The board members said according to SRA Price Monitoring, the price of domestic raw sugar has decreased nearly 7% to P1,575 per bag as of Jan. 6, 2019, from P1,693 per bag in September.
They also said that not all retail outlets are selling sugar at P60 to P64 per kilo, as the prevailing price of refined sugar at retail level is P50 per kilo.
“Focus and investigation should be on retail outlets that have kept their prices high when farmgate and prices in other retail stores have gone down,” according to the joint statement.
“Food exporters are allowed to import sugar subject to monitoring by SRA. In 2018, a total of 62,250 metric tons (MT) of sugar were allocated to food exports/processors. The reason SRA monitors importations of food exporters/processors is to prevent the leakage of the imported sugar into the domestic market, and defraud government of revenue. Sugar imports of food exporters/processors do not pay tariff and value-added tax provided it is strictly used in the manufacture of food products for export,” Mr. Yulo and Mr. Beltran said.
“We have to deregulate most of the agricultural sector. That’s the direction now of the government, like freer importation of all food products,” Budget Secretary Diokno said last week, noting that sugar will be next, following the proposed rice tariffication law that will remove quantitative restrictions on importation of rice to help lower the price in the market while the tariffs will go to a fund for rice farmers.
“Next is sugar. That’s bloodier than rice. It’s one of the inputs to our potential exports. All the commodities, it turns out… were so restrictive with respect to agriculture,” Mr. Diokno said.
Mr. Yulo said that the sugar sector has more to lose when the national government decides to open the country’s doors to liberalized importation of sugar, and he urged stakeholders not to be complacent.
“We are a much bigger industry that has more to lose if our country opens its doors to open and direct importation than those in the food processing business who have been clamoring for the entry of imported sugar. With this new development, I urge the sugar leaders, particularly the small farmers and agrarian beneficiaries, and the hundreds of thousands of sugar workers, not to be complacent and let the national government hear the voices of the millions of sugar stakeholders that will be affected by this,” Mr. Yulo said.
“Open-direct importation is not the solution. Let’s go after the greedy traders and retailers who are capitalizing on the situation at the expense of the sugar farmers and producers,” Mr. Yulo added.

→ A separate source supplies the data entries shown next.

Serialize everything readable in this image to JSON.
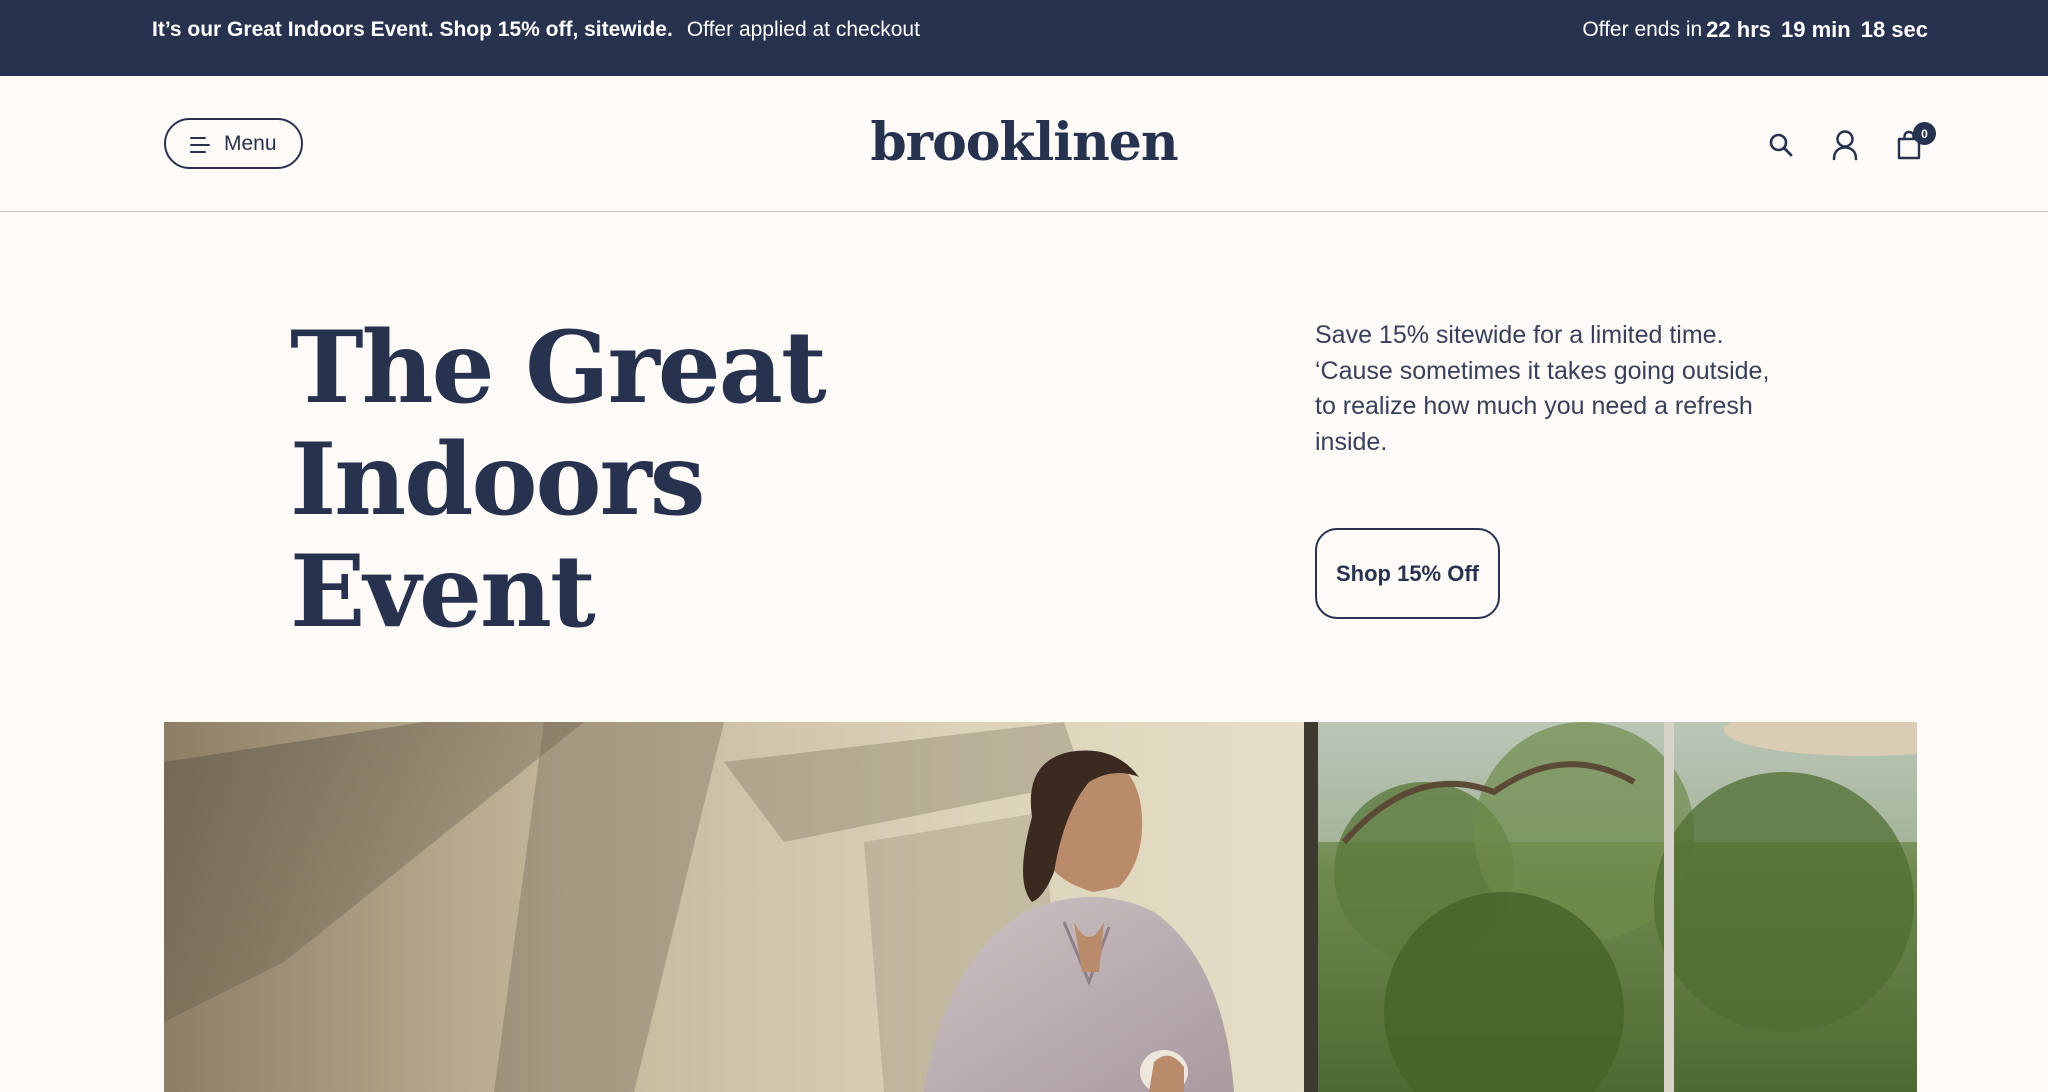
{
  "promo": {
    "headline": "It’s our Great Indoors Event. Shop 15% off, sitewide.",
    "subtext": "Offer applied at checkout",
    "countdown_prefix": "Offer ends in",
    "hours": "22 hrs",
    "minutes": "19 min",
    "seconds": "18 sec"
  },
  "header": {
    "menu_label": "Menu",
    "logo": "brooklinen",
    "cart_count": "0",
    "icons": [
      "search-icon",
      "account-icon",
      "cart-icon"
    ]
  },
  "hero": {
    "title_line1": "The Great",
    "title_line2": "Indoors Event",
    "description": "Save 15% sitewide for a limited time. ‘Cause sometimes it takes going outside, to realize how much you need a refresh inside.",
    "cta_label": "Shop 15% Off"
  },
  "colors": {
    "navy": "#27324f",
    "background": "#fdfaf7"
  }
}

The Philippine Chamber of Commerce and Industry (PCCI) earlier expressed its desire for open importation of sugar, stating that without pursuing such move, prices of foods and beverages which use sugar as ingredient, will go up.
“More drinks that contain sugar are being imported to the detriment of our producers,” PCCI Chairman George T. Barcelon told BusinessWorld in an interview on Dec. 27.
“Toward the latter part is to abolish the SRA. They may not exactly abolish it but clearly state what is the agency’s authority. The SRA is not helping the sugar industry. Our sugar is expensive, and they’re passing on the cost to consumers,” Mr. Barcelon said. — Reicelene Joy N. Ignacio